Brøndby 1 Dinamo Tirane 0 (31/07/02)
On my last night of three in Copenhagen I had the chance to see a Champions League 2nd qualifying round match at Brøndby, on the outskirts of the city.
My short time in Copenhagen hadn’t been an outstanding success. I think I had a very poor tourist map which didn’t so might highlight the sites of the city, as treat finding them as some kind of challenge. As such, I am probably the only tourist who has even been to Copenhagen and not seen the Little Mermaid, as I had no idea where it was.
Another mistake I made, while spending a little time one afternoon seeing some other Copenhagen stadiums, was going into the suburbs to see Lyngby’s stadium. The road to the ground lead to the back of a stand with no way through. Either left of right would take me to an entrance, and naturally I chose the wrong direction, sending me on a huge detour. And when I got there the place was rather underwhelming. It was just a small althletics stadium, not dissimilar to Brighton’s Withdean, and it just made me think of the hour of my life I’d never get back.
At least I knew Brøndby’s stadium was a decent place.

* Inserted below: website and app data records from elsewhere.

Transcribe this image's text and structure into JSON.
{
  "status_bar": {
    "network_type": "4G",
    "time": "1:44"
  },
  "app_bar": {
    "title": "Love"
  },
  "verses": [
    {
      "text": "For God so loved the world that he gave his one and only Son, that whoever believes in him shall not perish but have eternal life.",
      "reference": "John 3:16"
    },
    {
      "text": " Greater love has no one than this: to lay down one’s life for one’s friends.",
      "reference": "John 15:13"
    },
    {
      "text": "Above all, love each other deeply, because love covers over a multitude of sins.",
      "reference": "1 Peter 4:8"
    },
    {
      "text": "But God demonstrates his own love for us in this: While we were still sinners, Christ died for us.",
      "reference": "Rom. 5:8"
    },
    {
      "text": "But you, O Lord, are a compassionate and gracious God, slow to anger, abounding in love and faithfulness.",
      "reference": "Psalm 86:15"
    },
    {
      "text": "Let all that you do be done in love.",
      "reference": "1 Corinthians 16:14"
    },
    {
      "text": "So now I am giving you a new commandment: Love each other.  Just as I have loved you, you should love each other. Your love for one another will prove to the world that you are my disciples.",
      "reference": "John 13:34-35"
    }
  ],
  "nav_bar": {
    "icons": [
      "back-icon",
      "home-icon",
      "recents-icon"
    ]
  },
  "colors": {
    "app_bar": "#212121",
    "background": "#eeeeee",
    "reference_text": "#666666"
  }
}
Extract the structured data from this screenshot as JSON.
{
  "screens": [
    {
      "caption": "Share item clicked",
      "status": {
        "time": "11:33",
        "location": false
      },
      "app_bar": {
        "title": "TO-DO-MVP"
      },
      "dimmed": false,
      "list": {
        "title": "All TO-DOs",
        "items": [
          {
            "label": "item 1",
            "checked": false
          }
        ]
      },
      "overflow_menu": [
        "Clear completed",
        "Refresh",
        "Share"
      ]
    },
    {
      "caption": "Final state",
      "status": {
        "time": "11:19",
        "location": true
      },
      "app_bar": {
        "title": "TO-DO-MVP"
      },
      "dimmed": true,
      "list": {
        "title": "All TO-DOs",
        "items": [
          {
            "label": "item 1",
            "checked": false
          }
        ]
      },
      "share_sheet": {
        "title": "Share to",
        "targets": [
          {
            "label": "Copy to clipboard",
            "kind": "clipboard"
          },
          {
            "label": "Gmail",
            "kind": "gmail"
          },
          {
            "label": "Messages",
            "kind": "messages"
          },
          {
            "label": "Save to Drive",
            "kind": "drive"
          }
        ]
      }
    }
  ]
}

They’d been a pretty obscure club in Denmark’s semi-pro era, but once turning pro in the 80s they’d grown to be Denmark’s most successful, as well as one of the best supported clubs. The ground had expanded to match their professional and successful credentials too, and now held 30,000. Only 23000 of those places would be in use on this night though, due to UEFA’s ruling against terraces. Not that the reduced capacity would present too much of a problem. The night’s opposition, Dinamo Tirane of Albania, did not exactly bring thousands of supporters with them, nor were they likely to attract fair-weather fans, regardless of how fair the weather actually was that evening.
The terraces may have been shut, but the terrace fans seemed to have just moved up a tier to occupy the seats behind, singing away and creating a great atmosphere. I could have joined in. The Brøndby programme helpfully had a small songsheet of two songs, but unfortunately I wasn’t quite able to place the tune for “Hvor er min kone” that the melody was highlighted to be. Despite that, I still appreciated the singing and the atmosphere. Less appreciative was a small boy sat behind two very tall blonde Danish guys, who couldn’t see anything as a result. It had the poor mite in tears, which caused the Danish guys to show a full range of sympathy by shrugging their shoulders at each other and carrying on as before.
In contrast the Dinamo Tirane “tifosi” put on a display of their own, which was about as dramatic as one small Albanian flag draped over a solitary crush barrier would ever be.
For the most part, the small boy was the lucky one. This wasn’t a game that the Brøndby fans would be seeking a DVD of. How you’d describe the game, or Dinamo’s tactics to be precise, would really depend on your feelings to the respective teams. To Albanians, I’d imagine, Dinamo were plucky underdogs, battling against the odds, fighting a valiant rearguard action with determination and no little pluck. To anyone else they were negative cynical timewasters, exploiting every trick in the book to prevent any football from happening, to gain a 0-0 draw. Like an Ian Dowie/Pauline Quirke lovechild, it was not a pretty sight.
With the game about to go into injury time, it looked at if the game was drawing out to its inevitiable eventless conclusion. Then, at last, something happened. It just wasn’t on the pitch. Well, not at first anyway.
With Brøndby pounding the near goal with nothing resembling success, eyes suddenly switched to the other end. One of the automatic sprinkers behind the Brøndby keeper’s goal decided it’d had enough, and thought this would be the perfect time to water the pitch. At first the play carried on, with the bemused Brøndby keeper looking on as a 25 yard jet of water arced over his head. It wasn’t until the ball made a rare foray towards this unscheduled aerial irrigation that the ref halted the game.
This was where the fun started. You would imagine these things would be easy to control, but nobody appeared to know how to stop it. Many tried in vain to find some sort of off button. Others tried kicking it. Most just stood around without any idea of what to do. Then, upsteps one steward to take some positive action, and promptly decided that he can stop a high-pressure jet of water by standing on it. I’m not sure quite how fast he regretted the decision, but within a second his water-filled trousers expanded to size that would make clowns jealous. I have a feeling his diary entry for the evening would include a note to remember not to try that again.
Eventually, after about 7 or 8 minutes, the game did restart. Perhaps the water hose was some kind of act of god, a divine intervention, as in the minutes added on for the stoppage, Brøndby managed to score. A goal powered in from close range sealed a thoroughly deserved win for the hosts, and a thoroughly deserved defeat for the visitors. I just hope that little boy was able to see it.